• [WHAT IS BEING ASKED] The data below is to be repeated in full, exactly as shown.

<<<<

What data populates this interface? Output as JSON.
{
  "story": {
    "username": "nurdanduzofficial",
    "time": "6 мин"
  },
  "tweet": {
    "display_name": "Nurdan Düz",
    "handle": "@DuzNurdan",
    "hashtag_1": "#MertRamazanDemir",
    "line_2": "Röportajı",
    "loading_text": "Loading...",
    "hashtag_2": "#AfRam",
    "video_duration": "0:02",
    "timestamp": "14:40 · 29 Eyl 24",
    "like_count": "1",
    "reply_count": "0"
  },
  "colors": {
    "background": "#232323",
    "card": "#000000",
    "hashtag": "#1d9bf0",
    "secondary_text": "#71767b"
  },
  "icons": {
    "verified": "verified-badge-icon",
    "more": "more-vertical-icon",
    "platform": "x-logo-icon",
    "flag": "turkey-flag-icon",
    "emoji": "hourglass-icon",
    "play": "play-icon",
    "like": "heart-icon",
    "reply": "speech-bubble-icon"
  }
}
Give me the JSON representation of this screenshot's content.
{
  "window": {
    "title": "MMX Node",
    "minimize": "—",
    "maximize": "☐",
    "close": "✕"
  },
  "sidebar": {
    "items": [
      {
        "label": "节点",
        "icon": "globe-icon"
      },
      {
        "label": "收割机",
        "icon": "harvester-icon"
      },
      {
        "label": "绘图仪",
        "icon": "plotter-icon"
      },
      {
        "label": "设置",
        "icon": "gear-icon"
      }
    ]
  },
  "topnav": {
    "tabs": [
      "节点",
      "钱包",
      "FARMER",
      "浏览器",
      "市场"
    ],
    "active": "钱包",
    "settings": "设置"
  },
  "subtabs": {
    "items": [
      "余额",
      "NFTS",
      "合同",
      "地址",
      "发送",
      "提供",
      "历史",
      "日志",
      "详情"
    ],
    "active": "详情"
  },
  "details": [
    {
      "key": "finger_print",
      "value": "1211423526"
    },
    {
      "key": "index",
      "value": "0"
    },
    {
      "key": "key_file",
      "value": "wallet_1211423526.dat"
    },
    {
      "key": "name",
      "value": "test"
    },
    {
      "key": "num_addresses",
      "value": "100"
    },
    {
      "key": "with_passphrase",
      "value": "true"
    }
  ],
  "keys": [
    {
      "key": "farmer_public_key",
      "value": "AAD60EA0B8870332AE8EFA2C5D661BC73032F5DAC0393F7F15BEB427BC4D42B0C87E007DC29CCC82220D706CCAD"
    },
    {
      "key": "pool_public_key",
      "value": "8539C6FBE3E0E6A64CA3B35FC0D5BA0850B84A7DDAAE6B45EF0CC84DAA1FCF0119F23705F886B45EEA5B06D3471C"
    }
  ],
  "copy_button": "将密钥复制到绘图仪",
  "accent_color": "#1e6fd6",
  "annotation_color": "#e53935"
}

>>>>

• [PROBLEM SOLUTION]
What data populates this interface? Output as JSON.
{
  "story": {
    "username": "nurdanduzofficial",
    "time": "6 мин"
  },
  "tweet": {
    "display_name": "Nurdan Düz",
    "handle": "@DuzNurdan",
    "hashtag_1": "#MertRamazanDemir",
    "line_2": "Röportajı",
    "loading_text": "Loading...",
    "hashtag_2": "#AfRam",
    "video_duration": "0:02",
    "timestamp": "14:40 · 29 Eyl 24",
    "like_count": "1",
    "reply_count": "0"
  },
  "colors": {
    "background": "#232323",
    "card": "#000000",
    "hashtag": "#1d9bf0",
    "secondary_text": "#71767b"
  },
  "icons": {
    "verified": "verified-badge-icon",
    "more": "more-vertical-icon",
    "platform": "x-logo-icon",
    "flag": "turkey-flag-icon",
    "emoji": "hourglass-icon",
    "play": "play-icon",
    "like": "heart-icon",
    "reply": "speech-bubble-icon"
  }
}
Give me the JSON representation of this screenshot's content.
{
  "window": {
    "title": "MMX Node",
    "minimize": "—",
    "maximize": "☐",
    "close": "✕"
  },
  "sidebar": {
    "items": [
      {
        "label": "节点",
        "icon": "globe-icon"
      },
      {
        "label": "收割机",
        "icon": "harvester-icon"
      },
      {
        "label": "绘图仪",
        "icon": "plotter-icon"
      },
      {
        "label": "设置",
        "icon": "gear-icon"
      }
    ]
  },
  "topnav": {
    "tabs": [
      "节点",
      "钱包",
      "FARMER",
      "浏览器",
      "市场"
    ],
    "active": "钱包",
    "settings": "设置"
  },
  "subtabs": {
    "items": [
      "余额",
      "NFTS",
      "合同",
      "地址",
      "发送",
      "提供",
      "历史",
      "日志",
      "详情"
    ],
    "active": "详情"
  },
  "details": [
    {
      "key": "finger_print",
      "value": "1211423526"
    },
    {
      "key": "index",
      "value": "0"
    },
    {
      "key": "key_file",
      "value": "wallet_1211423526.dat"
    },
    {
      "key": "name",
      "value": "test"
    },
    {
      "key": "num_addresses",
      "value": "100"
    },
    {
      "key": "with_passphrase",
      "value": "true"
    }
  ],
  "keys": [
    {
      "key": "farmer_public_key",
      "value": "AAD60EA0B8870332AE8EFA2C5D661BC73032F5DAC0393F7F15BEB427BC4D42B0C87E007DC29CCC82220D706CCAD"
    },
    {
      "key": "pool_public_key",
      "value": "8539C6FBE3E0E6A64CA3B35FC0D5BA0850B84A7DDAAE6B45EF0CC84DAA1FCF0119F23705F886B45EEA5B06D3471C"
    }
  ],
  "copy_button": "将密钥复制到绘图仪",
  "accent_color": "#1e6fd6",
  "annotation_color": "#e53935"
}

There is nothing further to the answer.